Coastguard vessels from Japan and Taiwan duelled with water cannon after dozens of Taiwanese boats escorted by patrol ships sailed into waters around Tokyo-controlled islands. Japanese coastguard ships sprayed water at the fishing vessels, footage on national broadcaster NHK showed on Tuesday, with the Taiwanese patrol boats directing their own high-pressure hoses at the Japanese ships. The large-scale breach of what Japan considers sovereign territory -- one of the biggest since WWII -- is the latest escalation in a row over ownership of the islands that pits Tokyo against Beijing and Taipei. The intrusion complicates an already volatile territorial dispute with China, which is also locked in a separate row over the strategic South China Sea against claims by several nations including the Philippines. Adding to the tensions, China's first aircraft carrier entered service Tuesday, marking an expansion of its blue-water fleet that will bolster its military and diplomatic clout. Beijing says the carrier will mainly be used for training and development purposes, but military commentators say China is developing strike aircraft and support vessels which would help it become fully operational. In Tuesday's dramatic incident, a dozen Taiwanese coastguard and 40 fishing boats spent several hours in Japanese waters, the Japan Coast Guard said. Taiwan has said that officers aboard some of the patrol ships sent to the area were fully-armed elite coastguard personnel. "We'll do everything to protect our fishermen. We do not rule out using force to fight back if Japan were to do so," Wang Chin-wang, head of the Coast Guard Administration, said in parliament. A spokesman for Taiwan's coastguard confirmed that nearly 60 boats got close to the islands, some coming within three nautical miles -- well inside the 12-nautical-mile territorial zone.
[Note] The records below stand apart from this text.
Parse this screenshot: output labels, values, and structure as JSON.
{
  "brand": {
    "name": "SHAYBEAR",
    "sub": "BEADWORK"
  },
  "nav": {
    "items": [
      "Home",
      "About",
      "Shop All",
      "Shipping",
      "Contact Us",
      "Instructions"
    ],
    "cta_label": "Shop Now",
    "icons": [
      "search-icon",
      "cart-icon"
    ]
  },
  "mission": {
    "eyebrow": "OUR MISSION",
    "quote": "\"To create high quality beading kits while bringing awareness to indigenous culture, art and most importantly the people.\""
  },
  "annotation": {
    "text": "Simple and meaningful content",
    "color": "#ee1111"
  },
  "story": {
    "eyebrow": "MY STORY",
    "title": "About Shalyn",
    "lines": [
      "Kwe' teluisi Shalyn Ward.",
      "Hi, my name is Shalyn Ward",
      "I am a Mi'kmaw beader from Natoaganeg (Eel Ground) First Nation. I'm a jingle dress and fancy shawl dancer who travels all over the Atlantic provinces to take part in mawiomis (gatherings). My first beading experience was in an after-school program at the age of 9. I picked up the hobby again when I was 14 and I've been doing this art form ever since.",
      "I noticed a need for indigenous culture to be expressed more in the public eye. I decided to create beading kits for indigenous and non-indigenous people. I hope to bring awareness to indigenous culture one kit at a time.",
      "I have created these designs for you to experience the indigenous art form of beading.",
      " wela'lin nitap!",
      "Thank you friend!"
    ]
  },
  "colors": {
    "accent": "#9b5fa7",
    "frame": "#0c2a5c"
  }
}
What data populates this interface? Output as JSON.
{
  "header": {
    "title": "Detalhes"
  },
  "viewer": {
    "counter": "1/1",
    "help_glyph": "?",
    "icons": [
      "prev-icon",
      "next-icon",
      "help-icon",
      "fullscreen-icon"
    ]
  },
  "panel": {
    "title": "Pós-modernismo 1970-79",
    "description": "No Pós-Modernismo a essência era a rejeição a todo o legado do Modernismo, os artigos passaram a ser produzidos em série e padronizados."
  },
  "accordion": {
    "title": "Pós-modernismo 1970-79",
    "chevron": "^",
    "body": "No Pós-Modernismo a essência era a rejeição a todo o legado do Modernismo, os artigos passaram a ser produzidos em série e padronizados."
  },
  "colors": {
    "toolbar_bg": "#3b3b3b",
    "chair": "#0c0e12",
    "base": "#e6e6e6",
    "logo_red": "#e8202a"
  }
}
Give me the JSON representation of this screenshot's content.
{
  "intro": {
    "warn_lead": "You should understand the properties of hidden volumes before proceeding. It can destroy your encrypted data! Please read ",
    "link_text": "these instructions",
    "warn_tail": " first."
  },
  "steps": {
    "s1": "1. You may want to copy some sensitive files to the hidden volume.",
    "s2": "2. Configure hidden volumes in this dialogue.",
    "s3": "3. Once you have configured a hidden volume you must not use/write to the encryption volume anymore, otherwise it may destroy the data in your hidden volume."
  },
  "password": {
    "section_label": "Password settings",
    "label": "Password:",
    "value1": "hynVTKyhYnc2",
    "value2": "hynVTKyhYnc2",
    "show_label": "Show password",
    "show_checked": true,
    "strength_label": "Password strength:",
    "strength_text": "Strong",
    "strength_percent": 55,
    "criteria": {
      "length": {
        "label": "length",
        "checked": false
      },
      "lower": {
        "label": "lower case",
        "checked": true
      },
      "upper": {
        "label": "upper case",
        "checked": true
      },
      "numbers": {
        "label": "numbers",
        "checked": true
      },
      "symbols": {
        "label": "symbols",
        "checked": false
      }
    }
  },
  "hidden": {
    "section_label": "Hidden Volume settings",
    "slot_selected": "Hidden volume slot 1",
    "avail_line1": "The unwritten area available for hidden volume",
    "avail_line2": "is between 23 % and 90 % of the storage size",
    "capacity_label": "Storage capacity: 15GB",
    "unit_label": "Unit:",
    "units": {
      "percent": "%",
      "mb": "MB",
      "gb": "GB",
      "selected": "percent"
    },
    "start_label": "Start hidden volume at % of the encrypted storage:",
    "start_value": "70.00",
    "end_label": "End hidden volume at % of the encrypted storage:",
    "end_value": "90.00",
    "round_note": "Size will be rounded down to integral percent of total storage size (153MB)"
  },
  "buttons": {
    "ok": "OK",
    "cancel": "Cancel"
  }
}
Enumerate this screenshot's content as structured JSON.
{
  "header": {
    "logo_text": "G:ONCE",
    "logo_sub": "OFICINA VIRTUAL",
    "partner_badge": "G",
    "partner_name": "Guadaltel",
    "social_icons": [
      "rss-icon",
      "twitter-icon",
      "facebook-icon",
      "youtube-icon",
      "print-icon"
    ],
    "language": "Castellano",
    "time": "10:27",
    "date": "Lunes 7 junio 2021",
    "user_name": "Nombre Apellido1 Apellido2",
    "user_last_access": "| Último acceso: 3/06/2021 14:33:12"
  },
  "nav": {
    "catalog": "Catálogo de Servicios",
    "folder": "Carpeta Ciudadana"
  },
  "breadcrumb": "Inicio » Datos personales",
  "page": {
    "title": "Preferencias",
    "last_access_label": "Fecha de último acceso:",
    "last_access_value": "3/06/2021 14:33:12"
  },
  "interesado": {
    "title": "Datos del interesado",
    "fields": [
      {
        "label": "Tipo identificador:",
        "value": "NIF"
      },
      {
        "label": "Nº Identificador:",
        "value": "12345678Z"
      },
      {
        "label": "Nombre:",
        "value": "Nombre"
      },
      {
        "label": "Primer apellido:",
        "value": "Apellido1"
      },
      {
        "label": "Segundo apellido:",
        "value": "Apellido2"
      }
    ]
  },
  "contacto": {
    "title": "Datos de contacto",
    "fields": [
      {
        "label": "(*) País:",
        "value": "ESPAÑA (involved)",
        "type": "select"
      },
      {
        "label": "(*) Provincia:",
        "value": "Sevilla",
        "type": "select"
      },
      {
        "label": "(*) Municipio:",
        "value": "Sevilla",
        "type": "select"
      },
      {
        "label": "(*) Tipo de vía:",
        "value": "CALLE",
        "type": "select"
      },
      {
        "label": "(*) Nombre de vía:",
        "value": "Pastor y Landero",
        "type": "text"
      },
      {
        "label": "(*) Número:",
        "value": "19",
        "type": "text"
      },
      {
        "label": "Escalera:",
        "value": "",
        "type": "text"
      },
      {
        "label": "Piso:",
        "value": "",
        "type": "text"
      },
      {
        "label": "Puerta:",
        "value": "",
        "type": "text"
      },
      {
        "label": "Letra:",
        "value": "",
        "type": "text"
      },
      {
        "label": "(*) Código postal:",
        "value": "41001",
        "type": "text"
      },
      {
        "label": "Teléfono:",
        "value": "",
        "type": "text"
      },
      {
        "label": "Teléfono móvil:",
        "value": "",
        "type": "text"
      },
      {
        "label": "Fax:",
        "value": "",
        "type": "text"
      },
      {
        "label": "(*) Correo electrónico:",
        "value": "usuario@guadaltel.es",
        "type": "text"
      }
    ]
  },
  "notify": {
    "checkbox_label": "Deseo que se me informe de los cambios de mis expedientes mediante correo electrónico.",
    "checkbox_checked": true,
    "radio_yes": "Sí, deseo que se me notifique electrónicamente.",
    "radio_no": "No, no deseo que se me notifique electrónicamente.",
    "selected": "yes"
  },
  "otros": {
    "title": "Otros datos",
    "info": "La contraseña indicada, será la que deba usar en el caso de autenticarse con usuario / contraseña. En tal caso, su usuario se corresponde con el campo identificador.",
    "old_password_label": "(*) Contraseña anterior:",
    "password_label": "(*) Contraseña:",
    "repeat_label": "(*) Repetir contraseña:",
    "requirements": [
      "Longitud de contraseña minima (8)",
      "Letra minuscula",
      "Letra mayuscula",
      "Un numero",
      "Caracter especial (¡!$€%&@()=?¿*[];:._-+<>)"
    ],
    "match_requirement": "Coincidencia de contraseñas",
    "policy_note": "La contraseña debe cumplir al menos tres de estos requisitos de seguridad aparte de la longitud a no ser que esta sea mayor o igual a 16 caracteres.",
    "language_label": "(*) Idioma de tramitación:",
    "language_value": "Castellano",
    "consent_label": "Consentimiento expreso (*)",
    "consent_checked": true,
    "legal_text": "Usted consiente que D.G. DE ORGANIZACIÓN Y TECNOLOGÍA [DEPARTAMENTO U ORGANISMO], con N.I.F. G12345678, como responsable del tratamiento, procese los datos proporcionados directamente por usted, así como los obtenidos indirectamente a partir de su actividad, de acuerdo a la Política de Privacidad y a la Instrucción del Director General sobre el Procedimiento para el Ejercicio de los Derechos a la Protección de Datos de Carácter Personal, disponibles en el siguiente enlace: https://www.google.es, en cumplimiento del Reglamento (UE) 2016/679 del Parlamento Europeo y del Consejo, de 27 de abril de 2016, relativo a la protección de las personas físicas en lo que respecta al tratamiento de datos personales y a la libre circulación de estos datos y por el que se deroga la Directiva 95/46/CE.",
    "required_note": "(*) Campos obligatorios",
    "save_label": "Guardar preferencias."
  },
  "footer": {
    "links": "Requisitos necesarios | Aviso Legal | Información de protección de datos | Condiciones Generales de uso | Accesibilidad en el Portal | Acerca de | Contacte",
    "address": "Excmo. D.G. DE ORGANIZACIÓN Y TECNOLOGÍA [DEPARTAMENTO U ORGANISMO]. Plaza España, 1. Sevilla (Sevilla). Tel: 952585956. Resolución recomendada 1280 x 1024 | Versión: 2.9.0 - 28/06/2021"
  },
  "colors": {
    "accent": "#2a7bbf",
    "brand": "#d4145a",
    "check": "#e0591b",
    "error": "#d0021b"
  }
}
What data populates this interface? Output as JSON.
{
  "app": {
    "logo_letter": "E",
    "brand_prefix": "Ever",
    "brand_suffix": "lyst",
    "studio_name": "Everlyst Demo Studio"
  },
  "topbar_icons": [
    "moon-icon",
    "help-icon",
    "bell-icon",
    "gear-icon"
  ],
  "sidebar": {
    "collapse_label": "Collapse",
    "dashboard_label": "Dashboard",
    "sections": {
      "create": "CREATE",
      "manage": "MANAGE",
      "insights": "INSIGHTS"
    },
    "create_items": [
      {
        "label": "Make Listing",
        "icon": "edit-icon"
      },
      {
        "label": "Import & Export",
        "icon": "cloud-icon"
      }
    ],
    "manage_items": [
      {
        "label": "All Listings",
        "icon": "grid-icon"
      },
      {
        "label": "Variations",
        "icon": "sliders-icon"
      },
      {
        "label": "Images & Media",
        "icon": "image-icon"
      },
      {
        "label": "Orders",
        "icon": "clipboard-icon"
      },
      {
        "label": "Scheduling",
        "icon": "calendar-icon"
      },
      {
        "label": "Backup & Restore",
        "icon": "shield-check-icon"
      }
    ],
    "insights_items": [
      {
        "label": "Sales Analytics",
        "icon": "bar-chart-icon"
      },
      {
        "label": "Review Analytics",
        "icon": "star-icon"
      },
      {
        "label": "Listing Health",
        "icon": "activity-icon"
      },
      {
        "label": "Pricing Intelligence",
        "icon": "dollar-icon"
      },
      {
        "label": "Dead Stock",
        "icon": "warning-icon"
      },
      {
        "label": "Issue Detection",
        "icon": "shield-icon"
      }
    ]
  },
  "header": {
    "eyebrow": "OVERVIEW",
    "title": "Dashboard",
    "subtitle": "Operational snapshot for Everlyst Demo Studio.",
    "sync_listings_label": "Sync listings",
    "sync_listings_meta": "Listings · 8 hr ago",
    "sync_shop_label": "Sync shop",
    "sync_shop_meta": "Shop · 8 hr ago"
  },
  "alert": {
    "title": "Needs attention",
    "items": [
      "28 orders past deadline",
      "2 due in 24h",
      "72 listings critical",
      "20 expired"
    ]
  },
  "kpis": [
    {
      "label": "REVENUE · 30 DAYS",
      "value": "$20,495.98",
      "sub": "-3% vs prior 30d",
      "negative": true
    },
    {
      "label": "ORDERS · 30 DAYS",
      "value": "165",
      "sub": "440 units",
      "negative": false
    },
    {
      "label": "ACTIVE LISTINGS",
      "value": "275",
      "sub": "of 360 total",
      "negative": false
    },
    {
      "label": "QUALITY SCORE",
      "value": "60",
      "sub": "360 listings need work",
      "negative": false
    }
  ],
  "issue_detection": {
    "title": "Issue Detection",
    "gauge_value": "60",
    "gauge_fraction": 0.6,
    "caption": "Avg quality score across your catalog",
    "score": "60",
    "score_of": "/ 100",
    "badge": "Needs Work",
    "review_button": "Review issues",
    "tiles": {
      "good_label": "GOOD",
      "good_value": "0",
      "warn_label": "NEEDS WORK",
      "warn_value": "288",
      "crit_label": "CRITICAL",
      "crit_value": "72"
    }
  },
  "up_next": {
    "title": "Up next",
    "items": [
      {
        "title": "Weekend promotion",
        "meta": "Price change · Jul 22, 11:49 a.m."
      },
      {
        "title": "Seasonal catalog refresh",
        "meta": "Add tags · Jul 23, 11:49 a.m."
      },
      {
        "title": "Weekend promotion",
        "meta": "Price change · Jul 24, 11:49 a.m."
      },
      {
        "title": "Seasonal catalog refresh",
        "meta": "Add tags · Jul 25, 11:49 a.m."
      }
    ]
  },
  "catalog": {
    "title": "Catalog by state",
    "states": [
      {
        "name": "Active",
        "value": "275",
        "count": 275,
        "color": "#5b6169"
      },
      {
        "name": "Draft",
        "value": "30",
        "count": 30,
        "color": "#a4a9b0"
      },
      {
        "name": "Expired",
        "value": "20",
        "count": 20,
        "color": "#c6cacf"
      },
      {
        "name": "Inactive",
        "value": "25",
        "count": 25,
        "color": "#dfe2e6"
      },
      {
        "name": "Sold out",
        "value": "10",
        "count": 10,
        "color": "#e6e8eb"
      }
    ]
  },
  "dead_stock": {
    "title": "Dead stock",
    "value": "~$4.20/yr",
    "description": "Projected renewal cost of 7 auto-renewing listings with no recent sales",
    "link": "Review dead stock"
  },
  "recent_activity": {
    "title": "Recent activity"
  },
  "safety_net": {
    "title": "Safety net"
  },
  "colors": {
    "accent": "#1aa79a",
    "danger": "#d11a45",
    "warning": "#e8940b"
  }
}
Taiwan's President Ma Ying-jeou on Tuesday voiced support for the flotilla's "patriotic actions and acknowledges the coastguard for claiming our sovereignty while protecting the fishermen," his office said in a statement. "Ma urges the Japanese side to respect our fishermen's rights in their ancestral fishing ground... and hopes that all parties involved will peacefully resolve the disputes to share the resources in the East China Sea." Japanese Chief Cabinet Secretary Osamu Fujimura said Tokyo has complained to Taipei about the move, but that Tokyo was handling the situation as delicately as it could. "Japan's position is that, in light of good Japan-Taiwan relations, we must solve the issue peacefully. We wish to respond calmly," he said. Tokyo later sent an envoy from the Interchange Association, the body that deals with Taiwan in the absence of diplomatic relations, to Taipei for talks. Japan administers the uninhabited, but strategically well-positioned archipelago under the name Senkaku. Beijing says it has owned the islands for centuries and calls them Diaoyu. Taiwan also claims the islands, which lie around 200 kilometres (125 miles) from its coast. Ownership of the islands has become an important tenet of identity for all three claimants; the possible presence of energy reserves in the nearby seabed adds to the mix. The last large intrusion into Japanese waters was in 1996, according to a spokesman at the Tokyo headquarters of the Japan Coast Guard. He said at that time 41 ships carrying activists from Hong Kong and Taiwan entered waters around the islands with the intention of asserting sovereignty. Relations between Japan and China have scraped long-unseen lows in recent weeks following Tokyo's nationalisation of three of the islands, which it bought from a private Japanese landowner. Several days of sometimes violent protests erupted in cities across China, where Japanese businesses were targeted by rioters. In high-level talks over the rival claims Tuesday, China told Japan it "must abandon any illusion" and that it will "absolutely not tolerate" violations of sovereignty. "The Japanese side must abandon any illusion, face up to its erroneous actions and correct them with credible steps", Vice Foreign Minister Zhang Zhijun said in the meeting with Japanese Vice Foreign Minister Chikao Kawai. Japan's coastguard said Monday that two of China's maritime surveillance ships had spent seven hours in territorial waters around Uotsurijima, the largest island in the chain, in the latest of a series of incursions. On Tuesday European Union foreign policy chief Catherine Ashton called "on all parties to take steps to calm the situation".